between transistor junction and ambient. This temperature differential
must be reduced to as low a value as possible.
The actual amount of temperature difference depends upon
the amount of power the transistor junction is dissipating.
We add up the individual thermal resistances, multiply the total
thermal resistance by the power being dissipated by the transistor
junction (P = EC x IC and add the results
to the ambient temperature. This gives us the transistor junction
temperature. If the junction temperature just calculated is
over the maximum allowable rating for the transistor, one or
more factors will have to be reconsidered. We can lower the
collector current and voltage to reduce power dissipation (and
consequently the stage output power) or, perhaps, we might lower
the ambient temperature. This could be done by adding a fan
for air circulation or by relocating the assembly in a cooler
environment. Any one of the thermal resistances may be lowered
to accomplish the same end, but this may be a little more difficult
to do. With the new values determined, the junction temperature
must be re-calculated. A useful formula for this is
TJ = PD (θJC + θCS
+ θSA) +TA where: TJ = junction
temperature in degrees C, PD = power dissipation
in watts (collector current x collector voltage), θJC
= transistor thermal resistance in degrees C/watt (junction
to case), θCS = insulator thermal resistance in degrees
C/watt (case to heat sink), θSA = heat sink thermal
resistance in degrees C/watt (heat sink to ambient), and TA
= ambient temperature in degrees centigrade.
Insulators used are mica, Teflon, or anodized aluminum. They
are used only where the collector must be electrically insulated
from the heat sink, but not thermally, Silicone grease applied

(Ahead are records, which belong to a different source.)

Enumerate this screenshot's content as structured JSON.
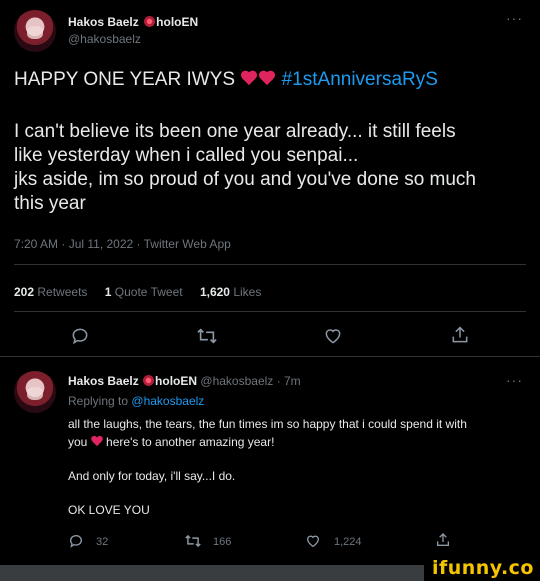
{
  "main_tweet": {
    "author_name": "Hakos Baelz",
    "author_suffix": "holoEN",
    "author_handle": "@hakosbaelz",
    "headline_text": "HAPPY ONE YEAR IWYS",
    "hashtag": "#1stAnniversaRyS",
    "body_lines": [
      "I can't believe its been one year already... it still feels",
      "like yesterday when i called you senpai...",
      "jks aside, im so proud of you and you've done so much",
      "this year"
    ],
    "timestamp": "7:20 AM · Jul 11, 2022 · Twitter Web App",
    "stats": {
      "retweets_count": "202",
      "retweets_label": "Retweets",
      "quotes_count": "1",
      "quotes_label": "Quote Tweet",
      "likes_count": "1,620",
      "likes_label": "Likes"
    },
    "more_label": "···"
  },
  "reply_tweet": {
    "author_name": "Hakos Baelz",
    "author_suffix": "holoEN",
    "author_handle": "@hakosbaelz",
    "age": "· 7m",
    "replying_prefix": "Replying to",
    "replying_handle": "@hakosbaelz",
    "line1": "all the laughs, the tears, the fun times im so happy that i could spend it with",
    "line2_start": "you",
    "line2_end": "here's to another amazing year!",
    "line3": "And only for today, i'll say...I do.",
    "line4": "OK LOVE YOU",
    "replies_count": "32",
    "retweets_count": "166",
    "likes_count": "1,224",
    "more_label": "···"
  },
  "watermark": "ifunny.co",
  "colors": {
    "background": "#000000",
    "accent": "#1d9bf0",
    "heart": "#e0245e",
    "watermark": "#f5c400"
  }
}
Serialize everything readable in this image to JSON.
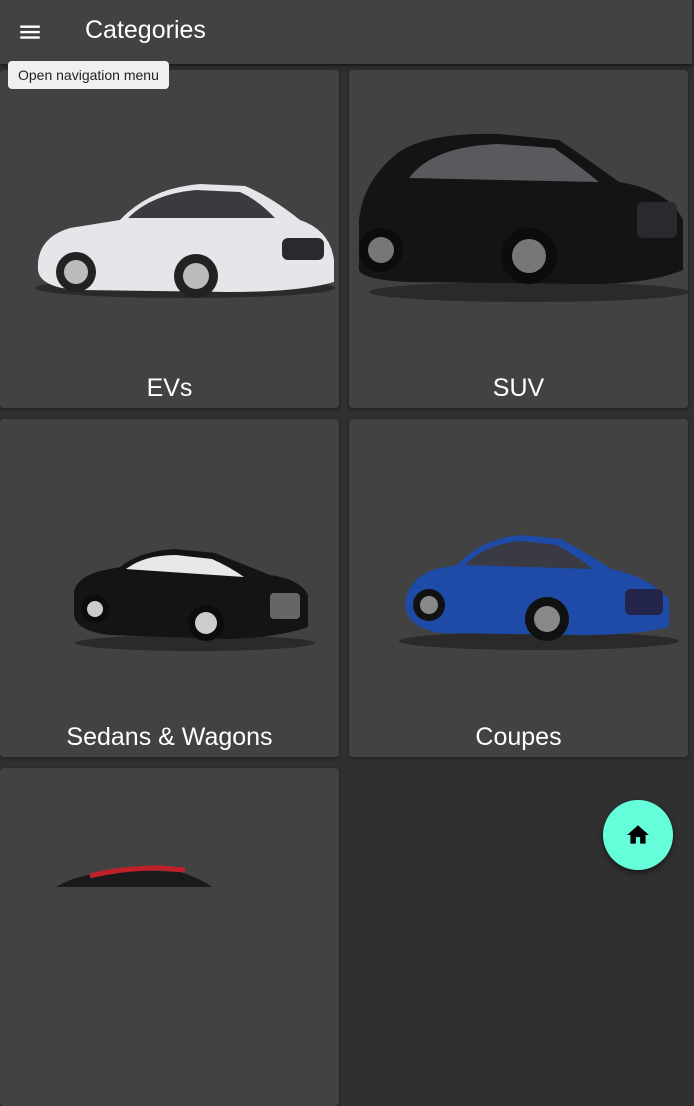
{
  "app_bar": {
    "title": "Categories",
    "menu_tooltip": "Open navigation menu"
  },
  "categories": [
    {
      "label": "EVs",
      "car_color": "#e8e8ec"
    },
    {
      "label": "SUV",
      "car_color": "#141414"
    },
    {
      "label": "Sedans & Wagons",
      "car_color": "#141414"
    },
    {
      "label": "Coupes",
      "car_color": "#1e4aa8"
    },
    {
      "label": "",
      "car_color": "#1a1a1a"
    }
  ],
  "fab": {
    "icon": "home-icon",
    "color": "#64ffda"
  }
}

in small amounts between the transistor and heat sink (and insulator
when used) can reduce thermal resistance even more, enhancing
total heat dissipation. Teflon has the highest thermal resistance
with mica second and anodized aluminum the lowest. Teflon and
mica are not as mechanically durable as anodized aluminum,
but scratches through the anodized coat on both sides of the
aluminum can electrically short the transistor to the heat sink.
Silicone-coated mica insulators seem to be the most popular
choice at the present time in the industry at large. However,
no insulator at all, with silicone grease between the transistor
and heat sink, is the best possible situation.
The maximum amount of heat transfer takes place in the immediate
vicinity of the mounting studs on the TO-36 package and around
the holding screws on the TO-3 package. The mounting surface
is smooth and made of copper or is plated with another metal,
such as nickel, to enhance thermal conductivity. In general,
securing a heat radiator to the cap of the transistor affords
little or no heat dissipation. The transistor mounting base
surface is the only reliable area for connection to a heat sink.
The many power transistor specifications that are required
in the manufacture of transistors are not necessarily the same
specifications required for field technicians. Once the transistorized
equipment is designed and used, the technician need only be
aware of certain practical and general precautions in the replacement
of transistors, that is, if he does not have a direct replacement,
a substitute may be used. In such a case, a knowledge of a few
transistor characteristics will assist him in making an intelligent
guess as to a proper replacement and insure operation of equipment.
Posted July 30, 2015